EXERCISE DESCRIPTION: Your reply should reproduce all the data below exactly while excluding the pictures.

DATA FOR THIS EXERCISE:
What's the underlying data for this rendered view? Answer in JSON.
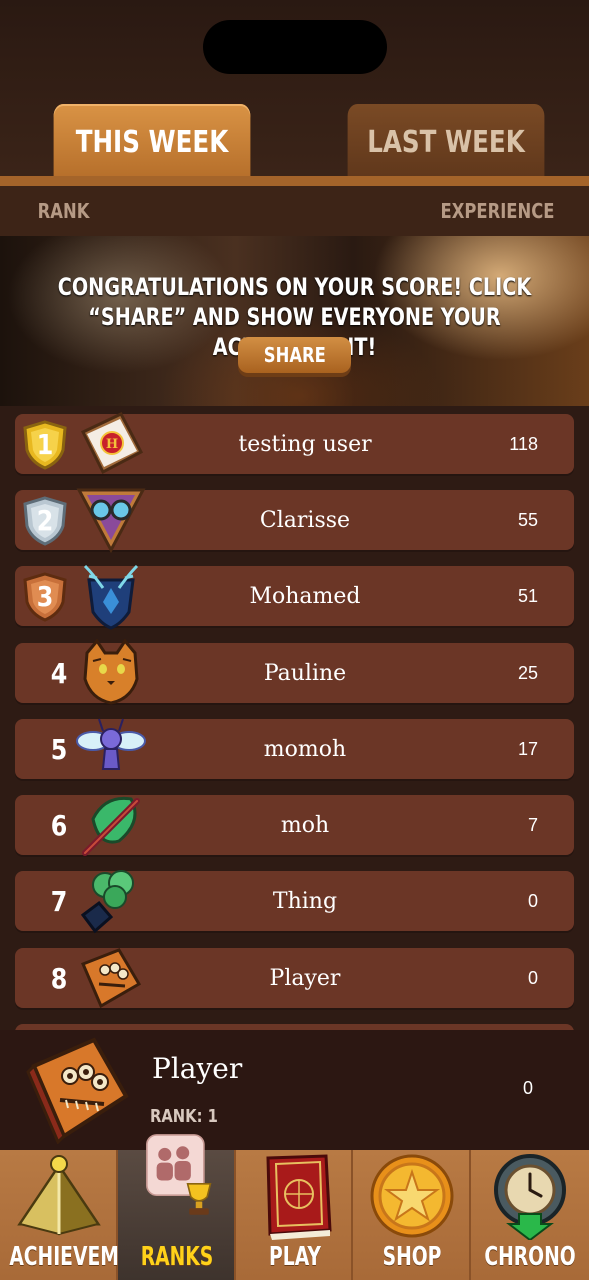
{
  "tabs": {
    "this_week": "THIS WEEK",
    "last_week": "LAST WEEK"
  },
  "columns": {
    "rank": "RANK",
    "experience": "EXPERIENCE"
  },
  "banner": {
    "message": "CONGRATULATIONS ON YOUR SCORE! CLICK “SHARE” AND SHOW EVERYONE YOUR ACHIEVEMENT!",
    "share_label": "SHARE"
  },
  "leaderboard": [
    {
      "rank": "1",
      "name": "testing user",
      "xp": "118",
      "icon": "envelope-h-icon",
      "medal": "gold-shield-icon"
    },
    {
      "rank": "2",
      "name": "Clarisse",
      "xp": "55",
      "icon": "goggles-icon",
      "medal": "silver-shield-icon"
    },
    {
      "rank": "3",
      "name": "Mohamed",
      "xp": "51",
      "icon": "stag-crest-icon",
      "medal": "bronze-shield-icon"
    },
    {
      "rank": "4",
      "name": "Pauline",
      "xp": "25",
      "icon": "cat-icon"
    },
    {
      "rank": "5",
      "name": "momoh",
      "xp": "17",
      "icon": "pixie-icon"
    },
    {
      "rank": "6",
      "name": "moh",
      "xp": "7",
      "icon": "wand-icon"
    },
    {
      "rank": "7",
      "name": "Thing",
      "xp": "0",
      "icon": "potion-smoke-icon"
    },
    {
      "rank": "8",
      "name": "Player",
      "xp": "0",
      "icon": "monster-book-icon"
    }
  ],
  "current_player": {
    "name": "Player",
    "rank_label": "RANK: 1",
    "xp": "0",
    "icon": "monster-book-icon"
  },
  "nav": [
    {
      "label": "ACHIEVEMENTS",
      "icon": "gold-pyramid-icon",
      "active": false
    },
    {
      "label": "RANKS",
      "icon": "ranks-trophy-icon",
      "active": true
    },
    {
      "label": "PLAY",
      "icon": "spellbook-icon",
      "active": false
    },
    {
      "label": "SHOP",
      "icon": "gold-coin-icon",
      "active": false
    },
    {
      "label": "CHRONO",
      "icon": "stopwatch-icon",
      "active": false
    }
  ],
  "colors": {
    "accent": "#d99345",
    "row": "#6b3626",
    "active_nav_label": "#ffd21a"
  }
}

ANSWER TO THIS EXERCISE:
What's the underlying data for this rendered view? Answer in JSON.
{
  "tabs": {
    "this_week": "THIS WEEK",
    "last_week": "LAST WEEK"
  },
  "columns": {
    "rank": "RANK",
    "experience": "EXPERIENCE"
  },
  "banner": {
    "message": "CONGRATULATIONS ON YOUR SCORE! CLICK “SHARE” AND SHOW EVERYONE YOUR ACHIEVEMENT!",
    "share_label": "SHARE"
  },
  "leaderboard": [
    {
      "rank": "1",
      "name": "testing user",
      "xp": "118",
      "icon": "envelope-h-icon",
      "medal": "gold-shield-icon"
    },
    {
      "rank": "2",
      "name": "Clarisse",
      "xp": "55",
      "icon": "goggles-icon",
      "medal": "silver-shield-icon"
    },
    {
      "rank": "3",
      "name": "Mohamed",
      "xp": "51",
      "icon": "stag-crest-icon",
      "medal": "bronze-shield-icon"
    },
    {
      "rank": "4",
      "name": "Pauline",
      "xp": "25",
      "icon": "cat-icon"
    },
    {
      "rank": "5",
      "name": "momoh",
      "xp": "17",
      "icon": "pixie-icon"
    },
    {
      "rank": "6",
      "name": "moh",
      "xp": "7",
      "icon": "wand-icon"
    },
    {
      "rank": "7",
      "name": "Thing",
      "xp": "0",
      "icon": "potion-smoke-icon"
    },
    {
      "rank": "8",
      "name": "Player",
      "xp": "0",
      "icon": "monster-book-icon"
    }
  ],
  "current_player": {
    "name": "Player",
    "rank_label": "RANK: 1",
    "xp": "0",
    "icon": "monster-book-icon"
  },
  "nav": [
    {
      "label": "ACHIEVEMENTS",
      "icon": "gold-pyramid-icon",
      "active": false
    },
    {
      "label": "RANKS",
      "icon": "ranks-trophy-icon",
      "active": true
    },
    {
      "label": "PLAY",
      "icon": "spellbook-icon",
      "active": false
    },
    {
      "label": "SHOP",
      "icon": "gold-coin-icon",
      "active": false
    },
    {
      "label": "CHRONO",
      "icon": "stopwatch-icon",
      "active": false
    }
  ],
  "colors": {
    "accent": "#d99345",
    "row": "#6b3626",
    "active_nav_label": "#ffd21a"
  }
}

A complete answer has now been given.